So the outfit!  I’m quite pleased with how this turned out.  I don’t usually use hauberks, but I wanted to give her a more military look so I tried to work around it.  It’s actually a simple outfit — the Hauberk of Glory, the Ravens mask/cloak, and brushed leather boots — all dyed red.  I don’t think enough players really play around with dyes, but they can change outfits dramatically.  I’ve almost never seen the raven’s mask dyed anything other than its standard black, and this gives it so much more personality.  She looks ready for war!

Posted in Nostalgia Lane

Nostalgia Lane: Wasteland and Fallout 2

Anytime I think of Interplay’s Wasteland, my happy circuits always overload.  There’ve been games I’ve liked, many I’ve loved, but really few that I crushed into a fine powder and drank so that they would become a literal part of me.  Wasteland is by far and away one of the coolest games that ever came out of the 80s, and when I found it I fell hook, line and sinker for the apocalypse.

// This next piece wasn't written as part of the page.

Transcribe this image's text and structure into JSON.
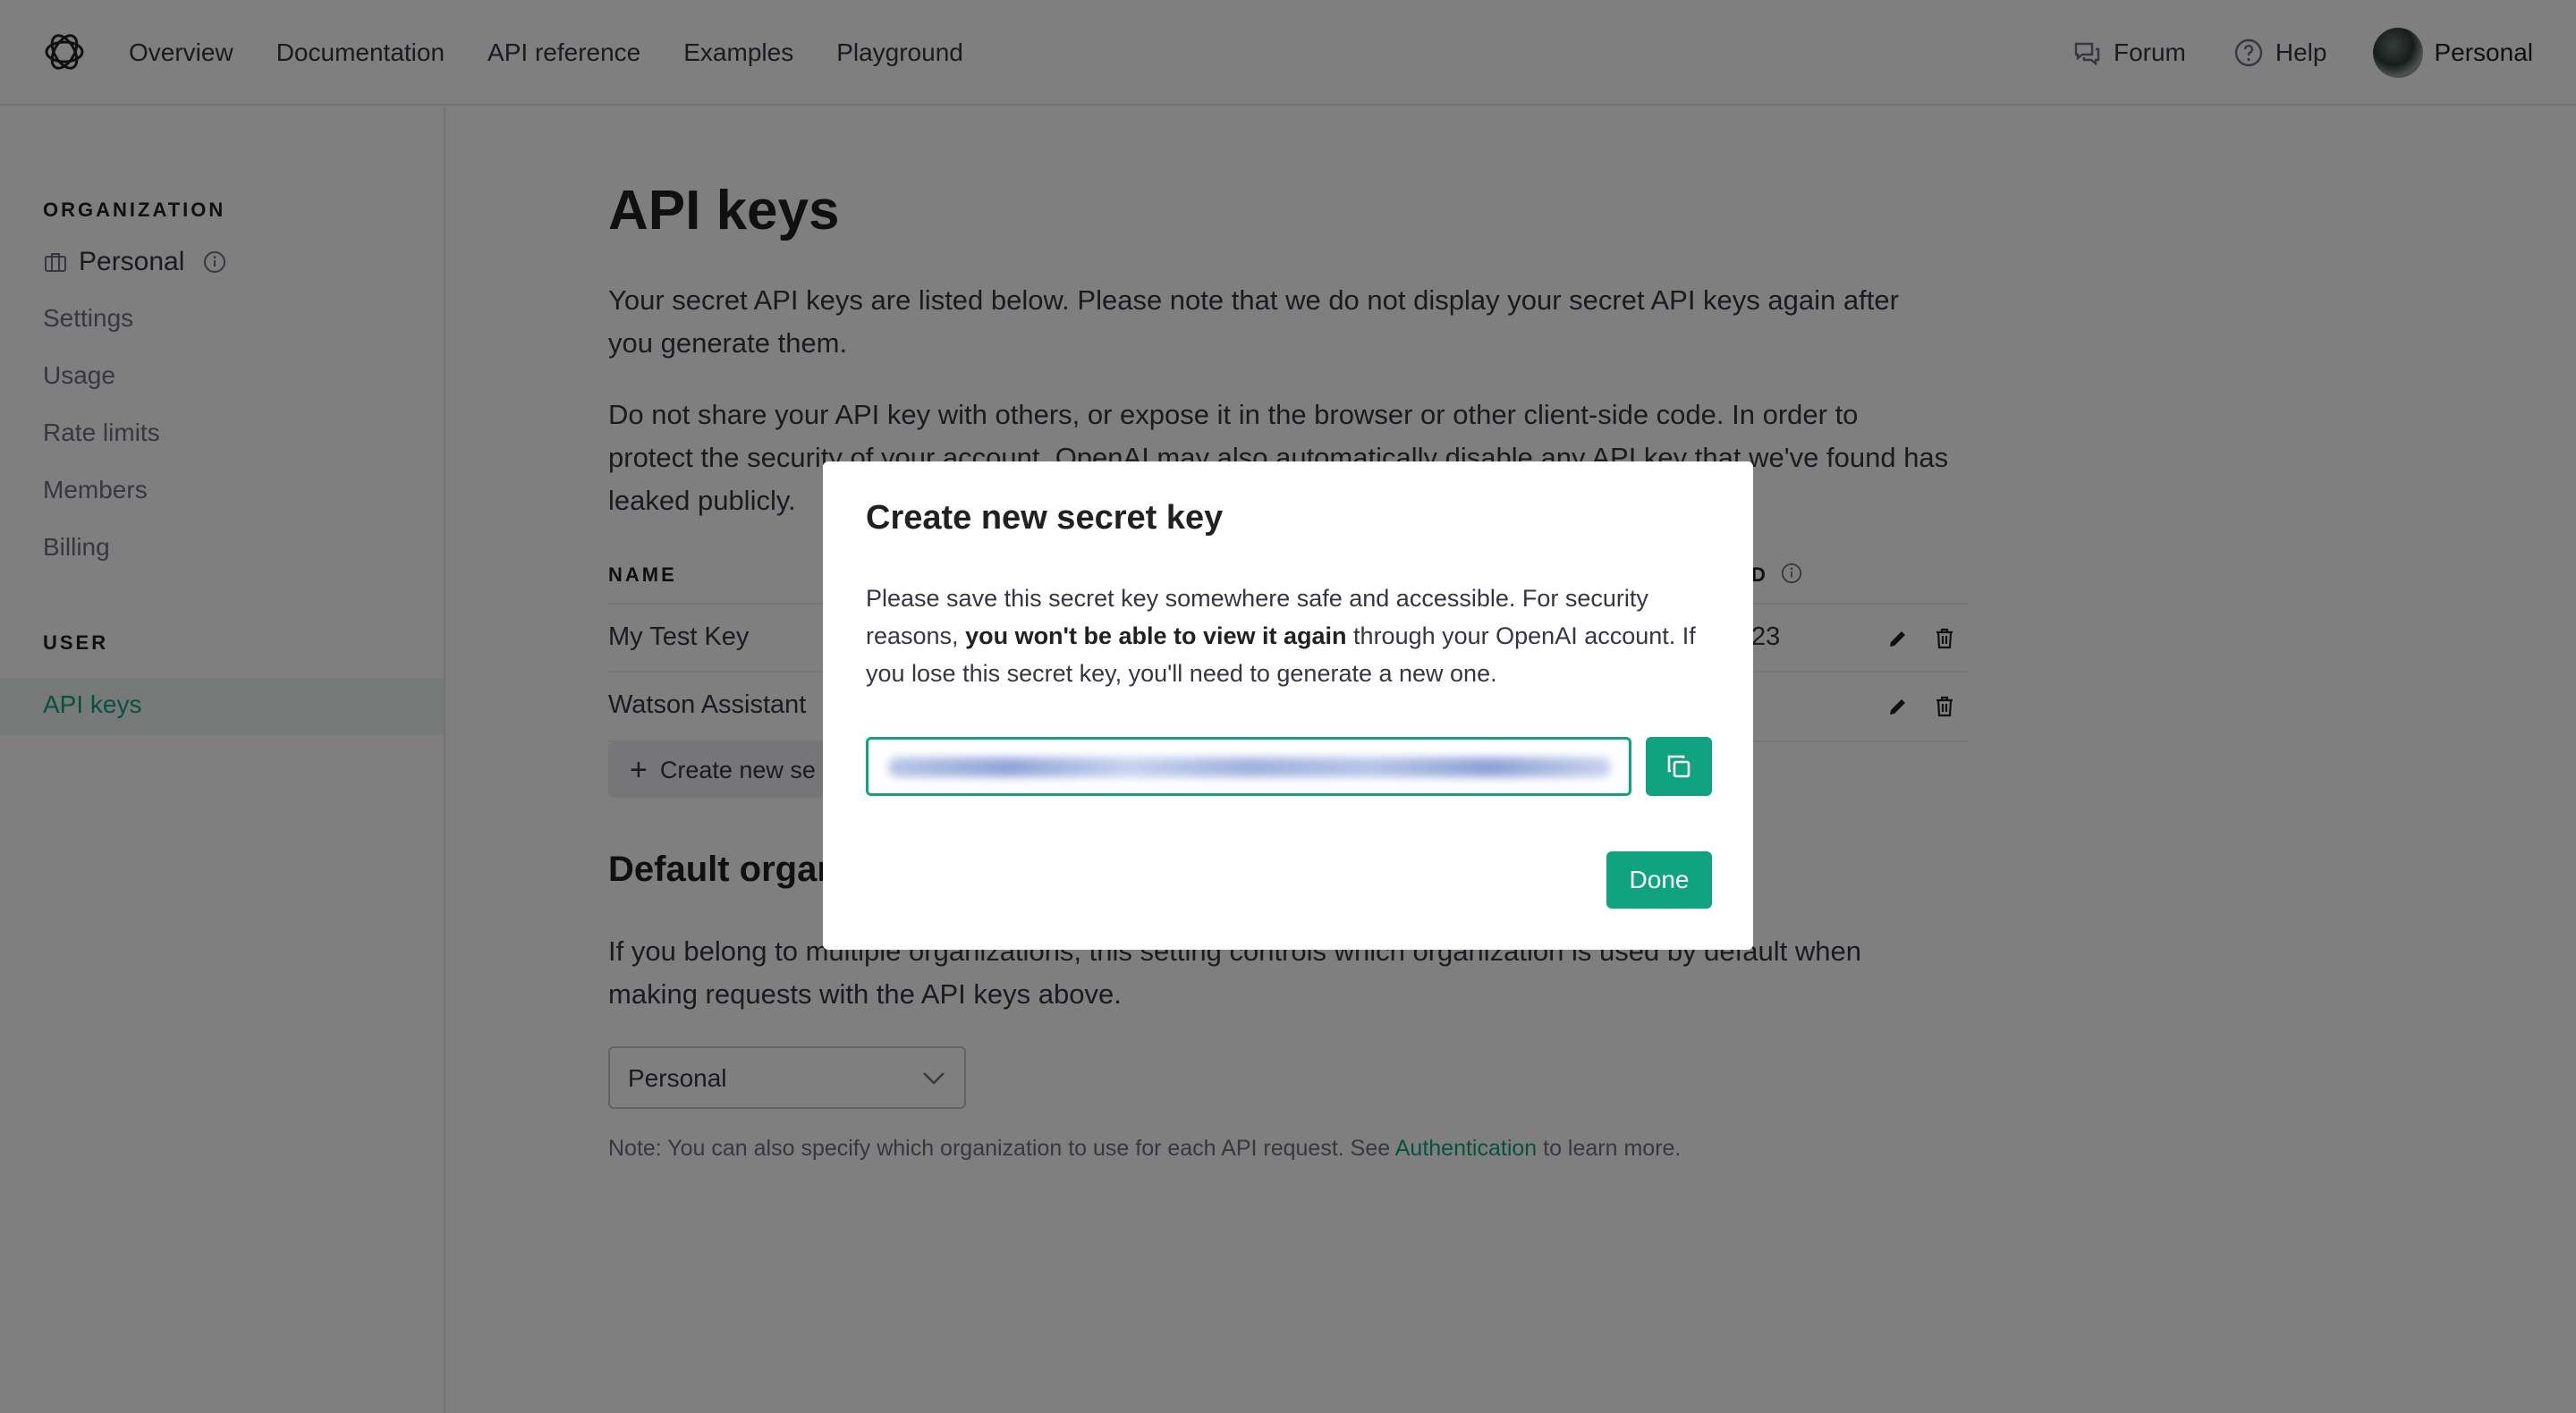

Set some time after nuclear war ravaged the planet, you’re put in charge of a group of Desert Rangers who keep the peace and have an arsenal that would make any hardcore militiaman weep in envy.  Instead of just giving you one character to create, you got four — and I’ve always liked RPGs that let me create whole parties.  Why can’t we do that more these days?

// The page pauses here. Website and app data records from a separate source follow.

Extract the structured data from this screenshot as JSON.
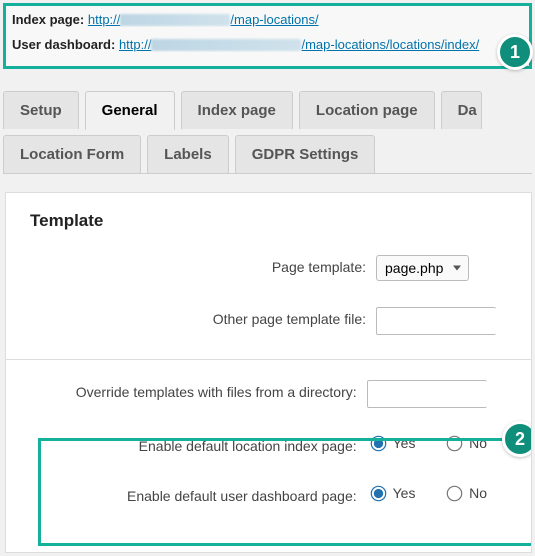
{
  "callouts": {
    "one": "1",
    "two": "2"
  },
  "info": {
    "index_label": "Index page:",
    "index_prefix": "http://",
    "index_suffix": "/map-locations/",
    "dash_label": "User dashboard:",
    "dash_prefix": "http://",
    "dash_suffix": "/map-locations/locations/index/"
  },
  "tabs": {
    "setup": "Setup",
    "general": "General",
    "index": "Index page",
    "location": "Location page",
    "partial": "Da",
    "form": "Location Form",
    "labels": "Labels",
    "gdpr": "GDPR Settings"
  },
  "section_title": "Template",
  "fields": {
    "page_template": {
      "label": "Page template:",
      "value": "page.php"
    },
    "other_template": {
      "label": "Other page template file:",
      "value": ""
    },
    "override": {
      "label": "Override templates with files from a directory:",
      "value": ""
    },
    "enable_index": {
      "label": "Enable default location index page:",
      "yes": "Yes",
      "no": "No"
    },
    "enable_dash": {
      "label": "Enable default user dashboard page:",
      "yes": "Yes",
      "no": "No"
    }
  }
}
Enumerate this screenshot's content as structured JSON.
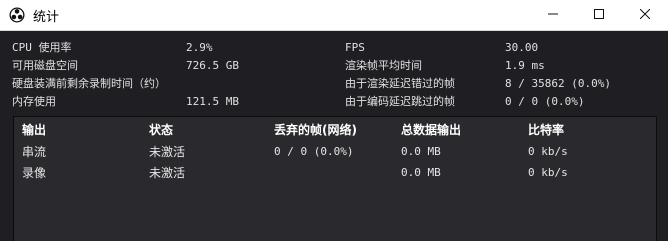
{
  "window": {
    "title": "统计",
    "controls": {
      "minimize": "—",
      "maximize": "☐",
      "close": "✕"
    }
  },
  "stats_left": [
    {
      "label": "CPU 使用率",
      "value": "2.9%"
    },
    {
      "label": "可用磁盘空间",
      "value": "726.5 GB"
    },
    {
      "label": "硬盘装满前剩余录制时间（约）",
      "value": ""
    },
    {
      "label": "内存使用",
      "value": "121.5 MB"
    }
  ],
  "stats_right": [
    {
      "label": "FPS",
      "value": "30.00"
    },
    {
      "label": "渲染帧平均时间",
      "value": "1.9 ms"
    },
    {
      "label": "由于渲染延迟错过的帧",
      "value": "8 / 35862 (0.0%)"
    },
    {
      "label": "由于编码延迟跳过的帧",
      "value": "0 / 0 (0.0%)"
    }
  ],
  "table": {
    "headers": [
      "输出",
      "状态",
      "丢弃的帧(网络)",
      "总数据输出",
      "比特率"
    ],
    "rows": [
      {
        "output": "串流",
        "status": "未激活",
        "dropped": "0 / 0 (0.0%)",
        "total": "0.0 MB",
        "bitrate": "0 kb/s"
      },
      {
        "output": "录像",
        "status": "未激活",
        "dropped": "",
        "total": "0.0 MB",
        "bitrate": "0 kb/s"
      }
    ]
  }
}
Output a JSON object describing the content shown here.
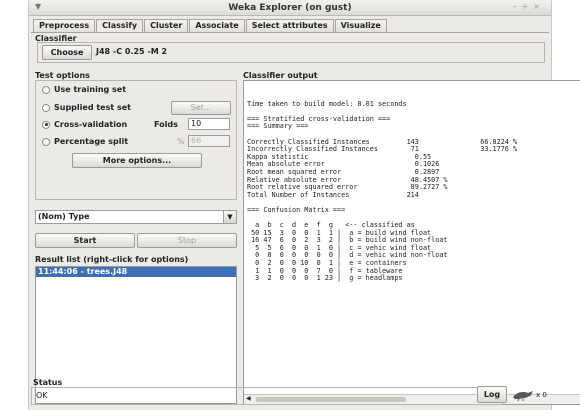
{
  "window": {
    "title": "Weka Explorer (on gust)"
  },
  "tabs": [
    "Preprocess",
    "Classify",
    "Cluster",
    "Associate",
    "Select attributes",
    "Visualize"
  ],
  "active_tab": "Classify",
  "classifier": {
    "section_label": "Classifier",
    "choose_label": "Choose",
    "spec": "J48 -C 0.25 -M 2"
  },
  "test_options": {
    "section_label": "Test options",
    "use_training_set": "Use training set",
    "supplied_test_set": "Supplied test set",
    "set_label": "Set...",
    "cross_validation": "Cross-validation",
    "folds_label": "Folds",
    "folds_value": "10",
    "percentage_split": "Percentage split",
    "percent_sign": "%",
    "percent_value": "66",
    "more_options": "More options...",
    "selected": "cross_validation"
  },
  "class_attribute": "(Nom) Type",
  "actions": {
    "start": "Start",
    "stop": "Stop"
  },
  "result_list": {
    "section_label": "Result list (right-click for options)",
    "items": [
      "11:44:06 - trees.J48"
    ]
  },
  "output": {
    "section_label": "Classifier output",
    "lines": [
      "",
      "Time taken to build model: 0.01 seconds",
      "",
      "=== Stratified cross-validation ===",
      "=== Summary ===",
      "",
      "Correctly Classified Instances         143               66.8224 %",
      "Incorrectly Classified Instances        71               33.1776 %",
      "Kappa statistic                          0.55",
      "Mean absolute error                      0.1026",
      "Root mean squared error                  0.2897",
      "Relative absolute error                 48.4507 %",
      "Root relative squared error             89.2727 %",
      "Total Number of Instances              214",
      "",
      "=== Confusion Matrix ===",
      "",
      "  a  b  c  d  e  f  g   <-- classified as",
      " 50 15  3  0  0  1  1 |  a = build wind float",
      " 16 47  6  0  2  3  2 |  b = build wind non-float",
      "  5  5  6  0  0  1  0 |  c = vehic wind float",
      "  0  0  0  0  0  0  0 |  d = vehic wind non-float",
      "  0  2  0  0 10  0  1 |  e = containers",
      "  1  1  0  0  0  7  0 |  f = tableware",
      "  3  2  0  0  0  1 23 |  g = headlamps"
    ]
  },
  "status": {
    "section_label": "Status",
    "text": "OK",
    "log_label": "Log",
    "x_count": "x 0"
  }
}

So pretty much you’re kicked out of your cozy HQ and told to go investigate some bad stuff going down in the communities around you.  This wasn’t going to be easy, because Wasteland was a pretty unforgiving game in some respects — it didn’t hold your hand, your characters were initially fragile, and you could contract all manner of diseases and injuries as you went along.  Still, the game world just gripped me, even though it looks laughably simplistic today.  It helped that Interplay went to great lengths to provide a robust amount of features that aided the player in feeling as though they were really interacting with the world: you had multiple solutions to problems (such as brute-forcing your way through vs. lockpicking a door), the world always remained the same after you did something or killed something (Wasteland was one of the first persistent video game worlds), and everything was described with incredibly memorable details.

Of course, any fan of Wasteland knew of the infamous manual, a sort of bizarre copy protection where the game would occasionally tell you to read paragraph so-and-so or otherwise you couldn’t advance.  To make matters more interesting, the manual had a lot of fake-out paragraphs so you couldn’t just read ahead and figure out the secrets.  This being before the internet, Wasteland wasn’t instantly spoiled for us by hundreds of detailed guides put out before the game left beta.

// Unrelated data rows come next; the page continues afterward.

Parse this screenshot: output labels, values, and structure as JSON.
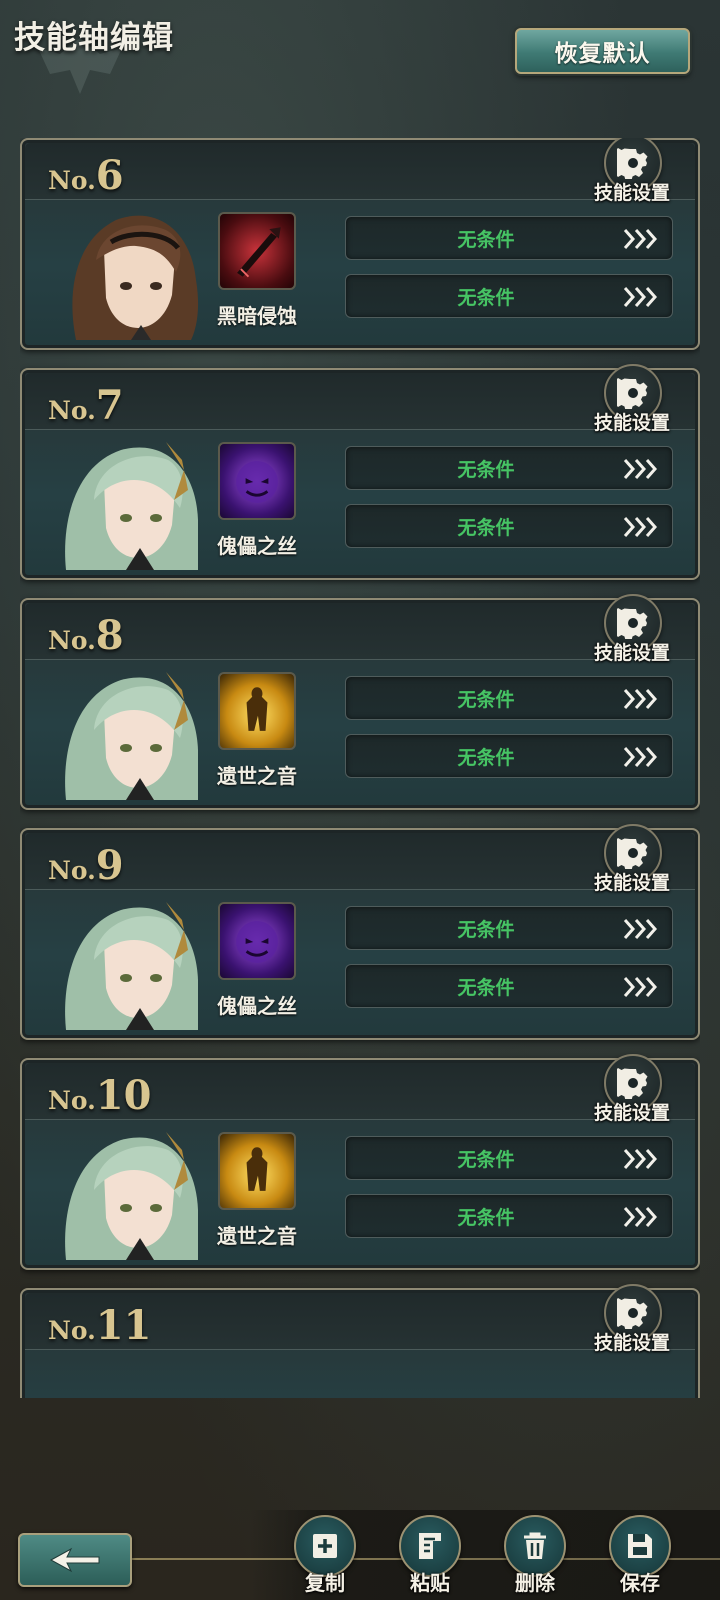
{
  "header": {
    "title": "技能轴编辑",
    "reset_label": "恢复默认"
  },
  "cards": [
    {
      "no_prefix": "No.",
      "no": "6",
      "gear_label": "技能设置",
      "skill": "黑暗侵蚀",
      "skill_icon": "dark-blade-icon",
      "character": "brown-haired",
      "conditions": [
        "无条件",
        "无条件"
      ]
    },
    {
      "no_prefix": "No.",
      "no": "7",
      "gear_label": "技能设置",
      "skill": "傀儡之丝",
      "skill_icon": "purple-face-icon",
      "character": "green-haired",
      "conditions": [
        "无条件",
        "无条件"
      ]
    },
    {
      "no_prefix": "No.",
      "no": "8",
      "gear_label": "技能设置",
      "skill": "遗世之音",
      "skill_icon": "golden-figure-icon",
      "character": "green-haired",
      "conditions": [
        "无条件",
        "无条件"
      ]
    },
    {
      "no_prefix": "No.",
      "no": "9",
      "gear_label": "技能设置",
      "skill": "傀儡之丝",
      "skill_icon": "purple-face-icon",
      "character": "green-haired",
      "conditions": [
        "无条件",
        "无条件"
      ]
    },
    {
      "no_prefix": "No.",
      "no": "10",
      "gear_label": "技能设置",
      "skill": "遗世之音",
      "skill_icon": "golden-figure-icon",
      "character": "green-haired",
      "conditions": [
        "无条件",
        "无条件"
      ]
    },
    {
      "no_prefix": "No.",
      "no": "11",
      "gear_label": "技能设置"
    }
  ],
  "actions": [
    {
      "label": "复制",
      "icon": "copy-icon"
    },
    {
      "label": "粘贴",
      "icon": "paste-icon"
    },
    {
      "label": "删除",
      "icon": "trash-icon"
    },
    {
      "label": "保存",
      "icon": "save-icon"
    }
  ],
  "back_icon": "back-arrow-icon",
  "colors": {
    "condition_text": "#46c464",
    "number_gold": "#d8c590",
    "accent_teal": "#3f7a74"
  }
}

Even though it was a hit, Wasteland was the last big post-apoc RPG on the PC until almost a decade later, when Fallout hit.  Now, I never really got into Fallout, mostly because I didn’t have a computer at the time that could run it, and because when I did, I didn’t like the strict time limit that the game initially imposes on you to solve a crisis.

However, Fallout 2 was a totally different matter.  Fallout 2 was a vast improvement on the original, as long as you put aside the horrendous tutorial that had you fighting ants with a spear (!) for way too long.  The world was bigger, the options more vast, and everything I loved about Wasteland I found once more here.

I must’ve played Fallout 2 dozens of times, trying out different character builds and seeing the consequences of my actions.  Fallout 2 had a morality system of sorts (BioWare didn’t have a monopoly on that) and the ability to choose really interesting perks from time to time gave me something to shoot for.

One of the neatest things about the game was that when you beat it, there was a whole bunch of epilogue scenes showing you what happened depending on the choices you made during the game.  It gave me a big reason to go back and play through it again, just to see what might change.

Fallout 2 not only had a great combat system (turn-based, but still fun), but the creators infused the game with tons of pop culture references and easter eggs to make us laugh.  Plus, it had the best opening line of a game ever: “War.  War never changes.”

Sure, Fallout 3 was okay, but it didn’t quite do it for me the same way that 2 did (and I’d love to see Fallout 2 get ported to the iPhone, yes indeedy).